(Data about app and page elements)
-.-.-

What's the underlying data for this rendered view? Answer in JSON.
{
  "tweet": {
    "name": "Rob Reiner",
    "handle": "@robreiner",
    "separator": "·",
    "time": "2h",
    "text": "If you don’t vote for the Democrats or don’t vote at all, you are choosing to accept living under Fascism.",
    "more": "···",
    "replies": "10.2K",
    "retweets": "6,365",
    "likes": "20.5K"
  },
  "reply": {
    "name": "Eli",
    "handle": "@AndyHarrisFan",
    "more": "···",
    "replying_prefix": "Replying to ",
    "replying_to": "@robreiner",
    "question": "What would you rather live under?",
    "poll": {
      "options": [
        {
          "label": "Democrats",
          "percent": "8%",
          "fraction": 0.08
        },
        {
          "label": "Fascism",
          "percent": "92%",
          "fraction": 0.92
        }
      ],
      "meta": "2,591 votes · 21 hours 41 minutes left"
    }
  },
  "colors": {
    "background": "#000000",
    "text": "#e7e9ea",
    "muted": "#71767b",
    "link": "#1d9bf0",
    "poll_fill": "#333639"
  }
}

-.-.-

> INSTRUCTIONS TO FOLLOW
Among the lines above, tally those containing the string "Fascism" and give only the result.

> SOLUTION FOR THIS PROBLEM
2